Particularly for time-dependent problems in which boundary value problems must be solved at each time step, it is very important to minimize operation counts by taking full advantage of each representation and the fast transformation between representations.

As an example, consider the operator

\begin{equation*} L u = \operatorname { sin } ( x ) \frac { d ^ { 2 } u } { d x ^ { 2 } } - ( \frac { d u } { d x } ) ^ { 2 } \end{equation*}

for the time-dependent problem $d u / d t = L u$. Suppose at a particular time the spectral coefficients $a _ { j }$, $j = 0 , \dots , N - 1$, are known.

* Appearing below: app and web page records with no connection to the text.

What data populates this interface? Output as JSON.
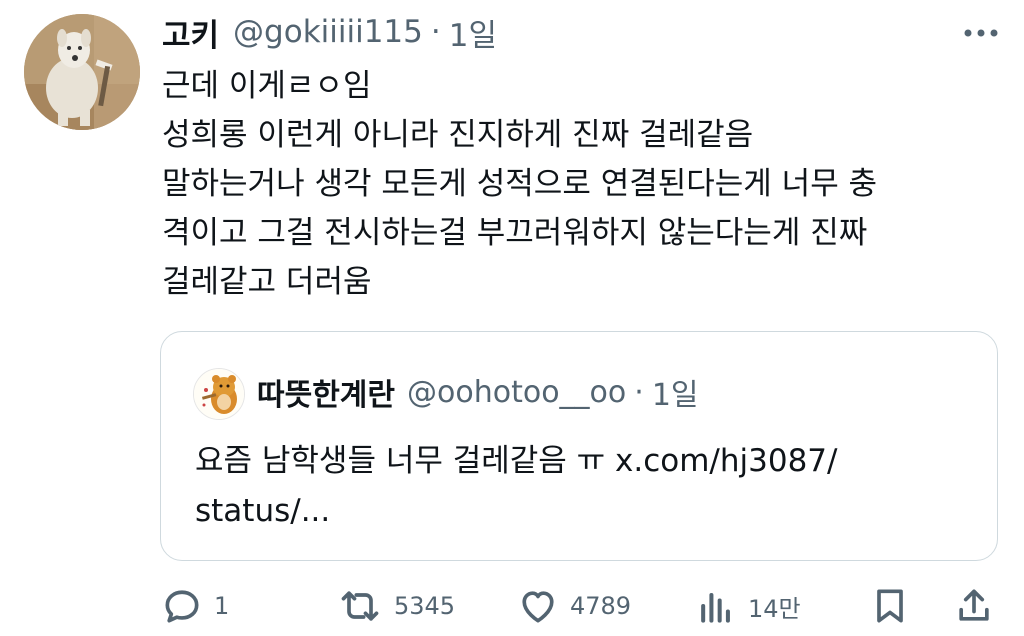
{
  "tweet": {
    "author_name": "고키",
    "handle": "@gokiiiii115",
    "separator": "·",
    "time": "1일",
    "lines": [
      "근데 이게ㄹㅇ임",
      "성희롱 이런게 아니라 진지하게 진짜 걸레같음",
      "말하는거나 생각 모든게 성적으로 연결된다는게 너무 충",
      "격이고 그걸 전시하는걸 부끄러워하지 않는다는게 진짜",
      "걸레같고 더러움"
    ]
  },
  "quoted": {
    "author_name": "따뜻한계란",
    "handle": "@oohotoo__oo",
    "separator": "·",
    "time": "1일",
    "lines": [
      "요즘 남학생들 너무 걸레같음 ㅠ x.com/hj3087/",
      "status/..."
    ]
  },
  "actions": {
    "replies": "1",
    "retweets": "5345",
    "likes": "4789",
    "views": "14만"
  },
  "icons": {
    "more": "more-icon",
    "reply": "reply-icon",
    "retweet": "retweet-icon",
    "like": "heart-icon",
    "views": "views-icon",
    "bookmark": "bookmark-icon",
    "share": "share-icon"
  },
  "colors": {
    "text": "#0f1419",
    "secondary": "#536471",
    "border": "#cfd9de"
  }
}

To compute $Lu$, first the spectral coefficients of the first- and second-order derivatives are found: and $- j ^ { 2 } a_j$. Then both of these arrays are transformed into their grid point representation using a fast Fourier transformation. Then $Lu$ can be evaluated in $O ( N )$ operations. The complete evaluation of the operator is done in operations rather than $O ( N ^ { 2 } )$ if done completely in one space. This property becomes even more critical for multi-dimensional problems; the operation counts are $O ( N ^ { d } \operatorname { log } N )$ versus $O ( N ^ { 2 d } )$ for a $d$-dimensional problem.

#### References

[a1] | J.P. Boyd, "Chebyshev and Fourier spectral methods" , Dover (2000) (pdf version: http://www-personal.engin.umich.edu/~jpboyd/book_spectral2000.html) |

[a2] | D. Gottlieb, S.A. Orszag, "Numerical analysis of spectral methods: Theory and applications" , SIAM (1977) |

[a3] | C. Canuto, M.Y. Hussaini, A. Quarteroni, T.A. Zang, "Spectral methods in fluid dynamics" , Springer (1987) |

[a4] | D. Gottlieb, M.Y. Hussaini, S.A. Orszag, "Theory and application of spectral methods" R.G. Voigt (ed.) D. Gottlieb (ed.) M.Y. Hussaini (ed.) , Spectral Methods for Partial Differential Equations , SIAM (1984) |

[a5] | B. Fornberg, "A practical guide to pseudospectral methods" , Cambridge Monographs Appl. Comput. Math. , 1 , Cambridge Univ. Press (1996) |

**How to Cite This Entry:**

Fourier pseudo-spectral method.

*Encyclopedia of Mathematics.*URL: http://encyclopediaofmath.org/index.php?title=Fourier_pseudo-spectral_method&oldid=50662